To achieve this mission, Cohen and her team of eight have made art a core aspect of the clinic’s identity since 2006. Art is not just in a few designated spaces, but spread throughout 33 million square feet of the hospital’s worldwide facilities, even in patients’ rooms.

“It is all about empathy and the patient journey. So anything that will bring a human element really helps and makes sense. People gravitate toward that.”

Joanne Cohen

Executive Director and Curator for the Cleveland Clinic Art Program, Arts & Medicine Institute.

Cleveland Clinic wants to emphasize its culture and values (like diversity, empathy, innovation and collaboration) to its employees through its 6,500 pieces of contemporary art, but it also aims to help soothe and heal the hospital’s 7.6 million annual patients.

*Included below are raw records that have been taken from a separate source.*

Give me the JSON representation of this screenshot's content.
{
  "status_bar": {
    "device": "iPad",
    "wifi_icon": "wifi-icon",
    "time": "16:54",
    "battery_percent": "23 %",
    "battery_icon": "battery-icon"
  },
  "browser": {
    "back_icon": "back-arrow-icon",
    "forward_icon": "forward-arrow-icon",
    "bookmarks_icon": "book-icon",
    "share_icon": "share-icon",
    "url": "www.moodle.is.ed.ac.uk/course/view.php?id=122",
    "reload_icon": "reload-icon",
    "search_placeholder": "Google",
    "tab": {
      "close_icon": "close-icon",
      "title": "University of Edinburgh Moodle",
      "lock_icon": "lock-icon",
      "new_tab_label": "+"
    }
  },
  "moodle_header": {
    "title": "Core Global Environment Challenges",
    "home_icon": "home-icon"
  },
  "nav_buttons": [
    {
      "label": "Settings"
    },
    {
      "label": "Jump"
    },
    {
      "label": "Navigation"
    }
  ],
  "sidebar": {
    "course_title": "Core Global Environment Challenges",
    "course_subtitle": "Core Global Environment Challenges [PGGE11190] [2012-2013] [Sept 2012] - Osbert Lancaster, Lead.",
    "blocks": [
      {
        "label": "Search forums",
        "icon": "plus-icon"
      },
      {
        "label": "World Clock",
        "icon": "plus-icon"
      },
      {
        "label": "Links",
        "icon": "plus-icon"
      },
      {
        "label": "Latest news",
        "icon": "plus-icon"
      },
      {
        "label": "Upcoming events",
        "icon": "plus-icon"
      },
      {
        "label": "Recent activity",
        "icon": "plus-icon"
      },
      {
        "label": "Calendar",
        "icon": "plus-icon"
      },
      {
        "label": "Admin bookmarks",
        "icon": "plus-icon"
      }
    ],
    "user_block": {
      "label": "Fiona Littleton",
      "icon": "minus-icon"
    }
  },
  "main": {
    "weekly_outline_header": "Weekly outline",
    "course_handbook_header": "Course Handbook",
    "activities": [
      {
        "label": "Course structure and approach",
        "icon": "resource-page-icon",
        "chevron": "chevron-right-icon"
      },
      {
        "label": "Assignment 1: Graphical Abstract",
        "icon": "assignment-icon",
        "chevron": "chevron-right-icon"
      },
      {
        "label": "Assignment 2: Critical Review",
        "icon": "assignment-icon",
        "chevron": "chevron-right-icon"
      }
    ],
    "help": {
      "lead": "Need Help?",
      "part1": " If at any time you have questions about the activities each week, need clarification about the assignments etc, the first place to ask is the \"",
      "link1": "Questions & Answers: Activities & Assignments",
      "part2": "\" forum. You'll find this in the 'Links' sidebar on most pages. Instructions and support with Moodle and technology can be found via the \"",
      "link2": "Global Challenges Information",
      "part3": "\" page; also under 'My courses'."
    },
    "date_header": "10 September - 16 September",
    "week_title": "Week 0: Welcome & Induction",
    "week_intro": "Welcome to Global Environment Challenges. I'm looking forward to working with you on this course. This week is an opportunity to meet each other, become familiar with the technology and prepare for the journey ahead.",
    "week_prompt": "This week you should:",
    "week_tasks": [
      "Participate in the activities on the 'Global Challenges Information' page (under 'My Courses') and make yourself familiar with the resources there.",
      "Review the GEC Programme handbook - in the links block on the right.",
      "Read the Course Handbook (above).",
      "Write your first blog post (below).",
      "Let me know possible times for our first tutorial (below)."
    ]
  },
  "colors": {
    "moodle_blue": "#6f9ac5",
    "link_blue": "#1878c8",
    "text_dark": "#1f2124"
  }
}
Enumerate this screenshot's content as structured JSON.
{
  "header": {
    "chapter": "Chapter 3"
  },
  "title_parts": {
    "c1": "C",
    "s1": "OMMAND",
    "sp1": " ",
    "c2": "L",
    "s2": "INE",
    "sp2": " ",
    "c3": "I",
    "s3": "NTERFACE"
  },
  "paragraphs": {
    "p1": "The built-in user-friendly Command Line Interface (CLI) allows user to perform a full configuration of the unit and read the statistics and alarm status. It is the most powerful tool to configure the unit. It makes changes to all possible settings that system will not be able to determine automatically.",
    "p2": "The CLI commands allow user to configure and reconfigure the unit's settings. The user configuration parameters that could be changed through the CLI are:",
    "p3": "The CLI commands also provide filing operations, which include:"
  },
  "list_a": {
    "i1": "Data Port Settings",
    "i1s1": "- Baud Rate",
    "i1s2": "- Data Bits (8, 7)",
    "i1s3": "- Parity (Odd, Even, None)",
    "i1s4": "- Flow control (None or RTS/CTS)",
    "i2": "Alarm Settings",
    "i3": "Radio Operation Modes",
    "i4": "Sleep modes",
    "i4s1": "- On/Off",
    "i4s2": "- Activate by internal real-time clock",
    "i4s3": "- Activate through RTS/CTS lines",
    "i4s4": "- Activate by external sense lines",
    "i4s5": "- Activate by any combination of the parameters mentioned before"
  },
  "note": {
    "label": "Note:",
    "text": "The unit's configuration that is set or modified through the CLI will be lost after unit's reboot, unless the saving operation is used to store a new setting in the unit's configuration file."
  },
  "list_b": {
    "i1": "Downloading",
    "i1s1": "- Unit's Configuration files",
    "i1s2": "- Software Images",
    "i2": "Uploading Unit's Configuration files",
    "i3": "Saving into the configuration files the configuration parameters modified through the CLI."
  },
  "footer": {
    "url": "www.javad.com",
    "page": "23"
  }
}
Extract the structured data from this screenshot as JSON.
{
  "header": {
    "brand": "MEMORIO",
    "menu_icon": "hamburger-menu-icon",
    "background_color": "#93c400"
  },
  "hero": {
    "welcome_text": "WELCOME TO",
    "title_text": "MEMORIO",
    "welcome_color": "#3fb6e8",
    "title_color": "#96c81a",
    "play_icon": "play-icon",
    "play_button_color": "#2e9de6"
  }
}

After studying this desired effect, the clinic published its research in the Health Environments Research and Design Journal in 2014. The clinic was successful in demonstrating that art can enhance patients’ satisfaction with their care: Of the 826 survey respondents who noticed the clinic’s artwork, 73 percent said their mood somewhat or significantly improved while 61 percent said the artwork somewhat or significantly reduced their stress levels.

Art helps both Progressive and Cleveland Clinic improve the lives of their employees and the people they serve. By making an impact on thousands of people, the two institutions show that art can serve as a source of culture and identity that puts an organization in a favorable light. And that kind of work, artwork or otherwise, is invaluable.

In Good Company

A look at today’s most noteworthy institutional art programs.

"Three Swans" by Sarah Morris, household gloss paint on wall, 2008. Photo by Thom Sivo Photography.

Photo courtesy of Cleveland Clinic

Nineteenth-century industrialist and Standard Oil founder, John D. Rockefeller, is credited as the father of modern corporate art collecting.1 Since then, many other organizations, such as Progressive Corp. and the Cleveland Clinic, have followed suit. For example:

  • Mayo Clinic

    For over 30 years, the not-for-profit hospital has collected and showcased work by artists such as Andy Warhol, Alexander Calder, Joan Miró and Dale Chihuly at its locations in Minnesota, Arizona and Florida.2,3

  • Microsoft

    The technology company launched an art collection in 1987 that now includes nearly 5,000 artworks on display in over 130 buildings throughout North America.4

  • Samsung

    The electronics titan opened a museum in 2004 in Seoul, South Korea, that houses traditional Korean art and modern and contemporary art in two exclusively designed buildings.5

  • The Natural Resources Defense Council

    Since 2014, the New York City-based environmental group has hosted an artist-in-residence program to spark dialogue between environmental artists, policy experts and the public.6

  1. “How and Why You Should Start a Corporate Art Collection,” Forbes, 2016
  2. “Photos: A Walk Through Mayo Clinic’s Healing Art,” MPR News, 2016
  3. “Center for Humanities in Medicine," Mayo Clinic
  4. “About the Art Collection,” Microsoft
  5. “About Leeum,” Samsung Foundation
  6. “Acclaimed Chicago Artist Jenny Kendler is NRDC's First Artist-in-Residence,” Natural Resources Defense Council Inc., 2014